WORK REQUIRED:
Among the entries below, find every line that contains the string "this", then copy it.

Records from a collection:
┌──

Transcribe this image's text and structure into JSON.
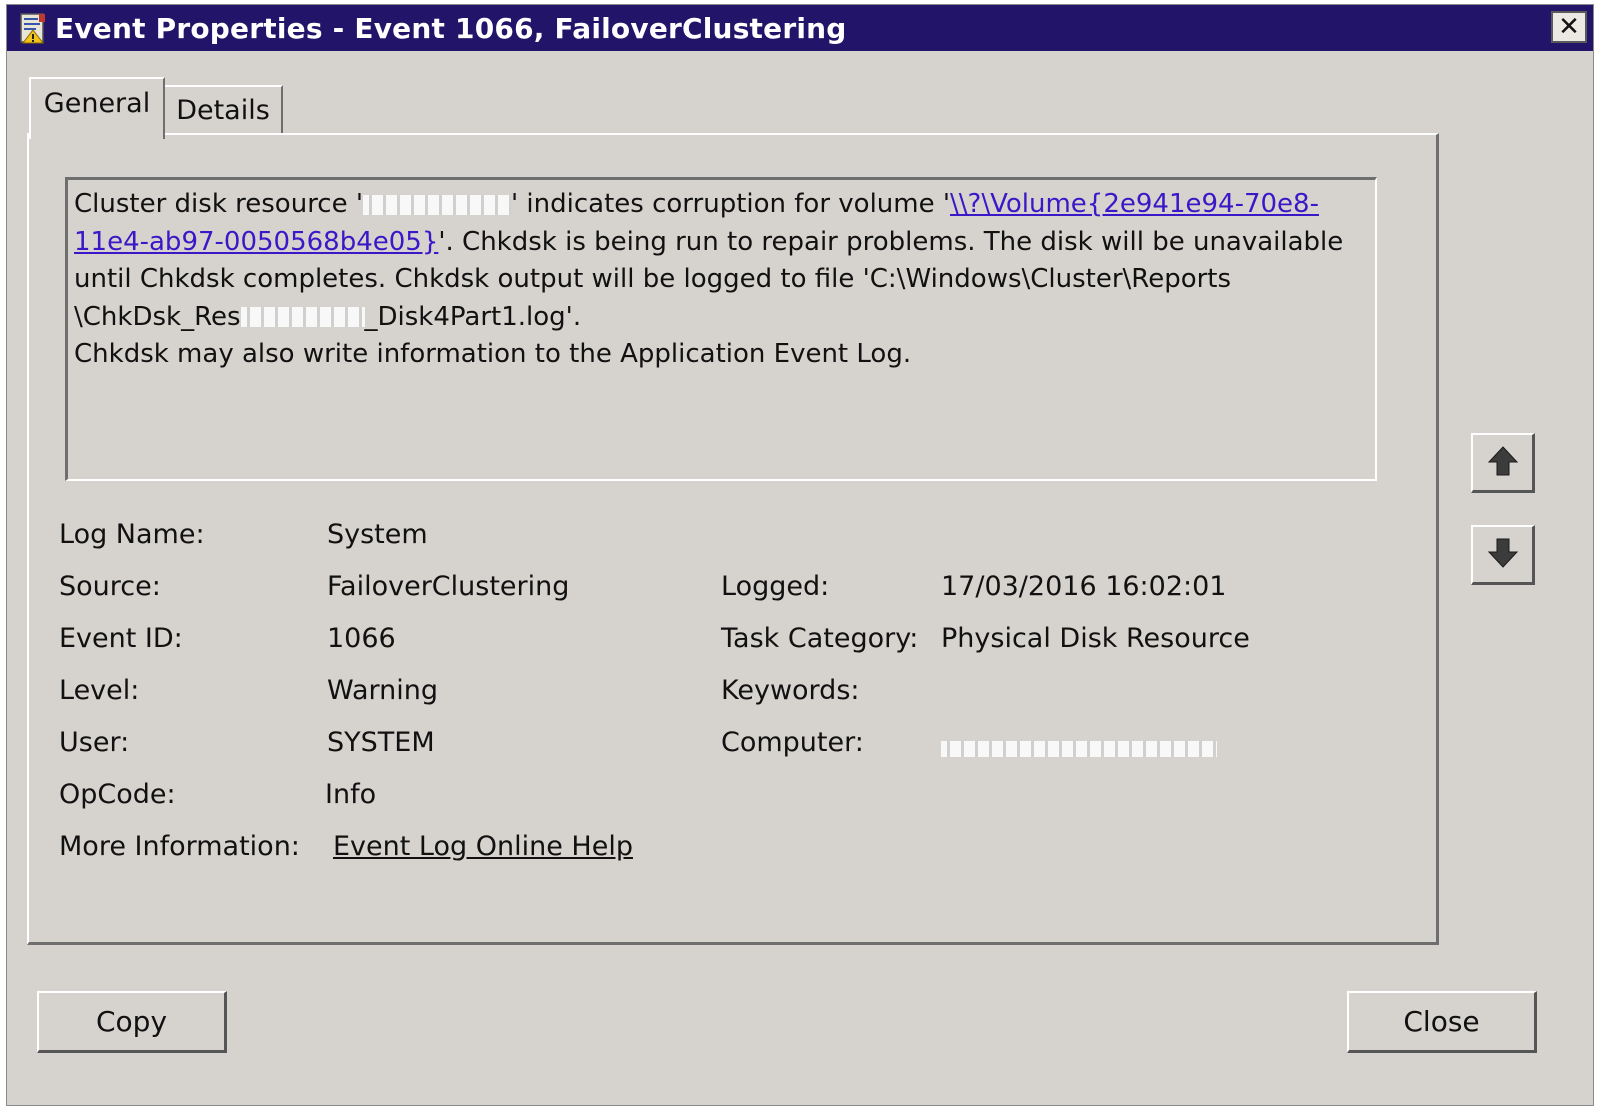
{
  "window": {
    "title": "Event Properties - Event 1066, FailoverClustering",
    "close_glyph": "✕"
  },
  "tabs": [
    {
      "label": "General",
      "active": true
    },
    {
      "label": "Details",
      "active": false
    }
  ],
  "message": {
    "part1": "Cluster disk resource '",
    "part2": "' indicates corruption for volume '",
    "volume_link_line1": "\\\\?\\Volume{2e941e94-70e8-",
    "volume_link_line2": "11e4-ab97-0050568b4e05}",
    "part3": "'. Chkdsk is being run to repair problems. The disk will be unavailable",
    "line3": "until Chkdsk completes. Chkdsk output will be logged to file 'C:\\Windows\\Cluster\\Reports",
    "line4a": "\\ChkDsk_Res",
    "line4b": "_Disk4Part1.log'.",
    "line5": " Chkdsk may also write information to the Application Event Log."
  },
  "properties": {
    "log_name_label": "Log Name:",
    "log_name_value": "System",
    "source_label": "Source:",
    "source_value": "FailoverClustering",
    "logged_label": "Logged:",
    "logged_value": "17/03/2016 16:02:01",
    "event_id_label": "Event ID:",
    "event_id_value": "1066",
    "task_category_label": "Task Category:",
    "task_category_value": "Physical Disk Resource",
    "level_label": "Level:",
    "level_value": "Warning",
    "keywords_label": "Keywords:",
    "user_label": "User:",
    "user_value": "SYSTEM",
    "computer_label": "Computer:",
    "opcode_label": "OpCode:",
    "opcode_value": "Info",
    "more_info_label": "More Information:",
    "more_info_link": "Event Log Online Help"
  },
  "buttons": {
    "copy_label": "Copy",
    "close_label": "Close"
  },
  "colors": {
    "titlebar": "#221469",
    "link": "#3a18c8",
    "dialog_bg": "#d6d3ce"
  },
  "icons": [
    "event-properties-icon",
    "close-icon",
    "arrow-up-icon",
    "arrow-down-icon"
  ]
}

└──
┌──

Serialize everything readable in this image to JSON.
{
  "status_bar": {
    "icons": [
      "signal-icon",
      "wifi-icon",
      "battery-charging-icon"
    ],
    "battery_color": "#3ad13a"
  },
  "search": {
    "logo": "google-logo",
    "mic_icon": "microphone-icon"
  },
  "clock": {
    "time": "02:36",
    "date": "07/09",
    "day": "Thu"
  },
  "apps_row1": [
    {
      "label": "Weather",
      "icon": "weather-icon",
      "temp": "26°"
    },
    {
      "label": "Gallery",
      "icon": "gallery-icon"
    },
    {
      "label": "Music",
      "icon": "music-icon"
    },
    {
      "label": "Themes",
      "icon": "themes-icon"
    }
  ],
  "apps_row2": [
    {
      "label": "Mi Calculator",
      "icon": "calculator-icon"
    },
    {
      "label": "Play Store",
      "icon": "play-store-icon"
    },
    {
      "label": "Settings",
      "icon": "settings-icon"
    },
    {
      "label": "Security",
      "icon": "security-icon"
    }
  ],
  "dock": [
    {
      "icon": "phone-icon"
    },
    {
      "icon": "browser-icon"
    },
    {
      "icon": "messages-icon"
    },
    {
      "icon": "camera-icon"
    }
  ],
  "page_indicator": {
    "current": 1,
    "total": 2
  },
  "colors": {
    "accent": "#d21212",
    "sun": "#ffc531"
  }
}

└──

ANSWER BELOW:
Transcribe this image's text and structure into JSON.
Serialize everything readable in this image to JSON.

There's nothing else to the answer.